Egypt's electoral commission has confirmed that Muslim Brotherhood's candidate Mohammed Morsi and Ahmed Shafiq, last prime minister under ousted president Hosni Mubarak, will run in a stand-off to become the country's next president.

They both received more than 5.5 million votes, with Morsi heading the results with 5.7 million votes.

Islamist moderate candidate Abdel Moneim Abol Fotouh received 4 million votes whereas Nasserist candidate Hamdeen Sabbahi got 4.8 million votes. Former Arab League leader Amr Moussa received 2 million votes.

The voter turnout in Egypt's presidential election was 46,42 percent, which accounts for 23,672,236 voters. Around 460,000 votes were annulated.

In what has been dubbed as the most eagerly anticipated press conference since Mubarak's resignation, the head of the electoral commission Farouk Sultan denied allegations that police, army soldiers and security personals voted in elections.

"The names of ineligible voters were aggregated and sent to all polling stations to be removed from voters' list," he said.

The election committee has rejected all appeals of the first round of elections, allowing Mohamed Mursi and Ahmed Shafiq to enter the second round,
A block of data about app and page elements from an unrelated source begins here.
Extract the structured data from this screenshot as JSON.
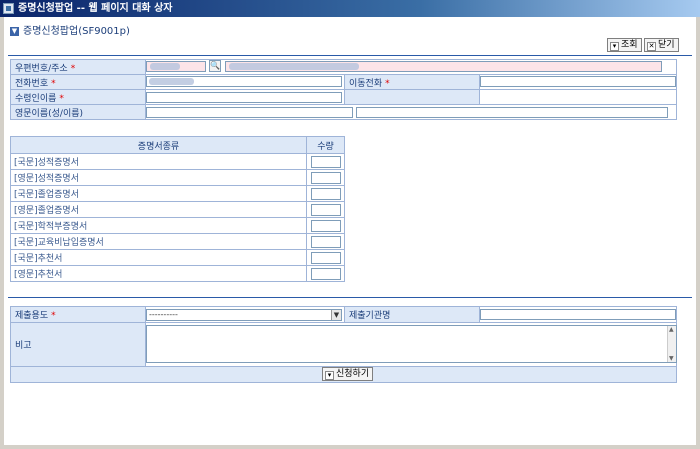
{
  "window": {
    "title": "증명신청팝업 -- 웹 페이지 대화 상자"
  },
  "page": {
    "title": "증명신청팝업(SF9001p)"
  },
  "toolbar": {
    "search_label": "조회",
    "close_label": "닫기"
  },
  "applicant": {
    "zip_label": "우편번호/주소",
    "phone_label": "전화번호",
    "mobile_label": "이동전화",
    "recipient_label": "수령인이름",
    "english_name_label": "영문이름(성/이름)",
    "required_mark": "*"
  },
  "certificates": {
    "header_type": "증명서종류",
    "header_qty": "수량",
    "rows": [
      "[국문]성적증명서",
      "[영문]성적증명서",
      "[국문]졸업증명서",
      "[영문]졸업증명서",
      "[국문]학적부증명서",
      "[국문]교육비납입증명서",
      "[국문]추천서",
      "[영문]추천서"
    ]
  },
  "submission": {
    "purpose_label": "제출용도",
    "purpose_value": "----------",
    "institution_label": "제출기관명",
    "remarks_label": "비고",
    "apply_label": "신청하기"
  },
  "icons": {
    "window": "app-icon",
    "section": "collapse-triangle-icon",
    "search": "search-icon",
    "close": "close-icon",
    "apply": "apply-icon",
    "dropdown": "chevron-down-icon"
  }
}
"We received 7 appeals from different presidential candidates over the course of two days," he said. Three appeals were denied for being submitted after the deadline, whereas the other 4 were frivolous errors that do not nullify the elections results.

None of the appeals, according to Sultan, affects the election results.
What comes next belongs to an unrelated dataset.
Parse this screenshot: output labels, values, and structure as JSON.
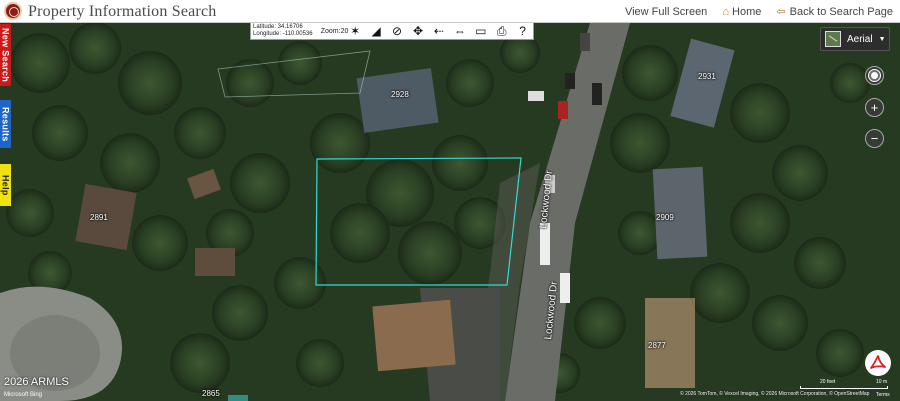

Egypt's Nasserist Karama Party of Hamdeen Sabahy had announced plans to boycott next month's presidential runoff poll in the event of a showdown between Mursi and Shafiq.

"The party rejects the notion of the Muslim Brotherhood dominating the country's legislative bodies," read a party statement issued on Sunday. "And it also rejects the notion of handing power over to remnants of the old [Mubarak] regime."

Moderate Islamist candidate Fotouh, a former Brotherhood member, alleged that vote rigging has taken place during the vote and that some representatives of candidates had access to polling stations denied.

"I reject these results and do not recognise them," he said.

"The national conscience does not allow for labelling these elections honest."

Former Arab Leader chief Amr Moussa also questioned the elections' outcome.

"There are question marks on the result of the election," Moussa told a news conference. "There were violations, but this should not change our minds on democracy and the necessity of choosing our president."

The Salafi-backed Nour Party has said that its support for the Brotherhood's Morsi is not negotiable for religious reasons. "We have no other option," said Shabaan Abdel Latif, the party's secretary.

He stigmatised the possible election of Mubarak's aide Shafiq as "the end of the revolution in every sense of the word".

Independent MP Amr Hamzawy has fuelled rumours that Muslim Brotherhood candidate Morsi drop out of the race in favour of Sabbahi, saying it is legally possible.

"To those who call on Shafiq to withdraw, I say he stands on different grounds, and those who voted for him will not see in Sabbahi a representative for them," he said. "As for the Brotherhood, they belong to the revolution like Sabbahi."

Hamzawy has called on Morsi to withdraw from the runoff to defend the revolution's values.

"If the Muslim Brotherhood wants to have a consensus that saves the revolution, democracy and the civilian state, and prevent the reproduction of the old regime and its domination, let Morsy withdraw," Hamzawy wrote on Twitter.

The run-off is supposed to take place on 16 and 17 June but the vote-rigging allegations may delay the run-off although unlikely.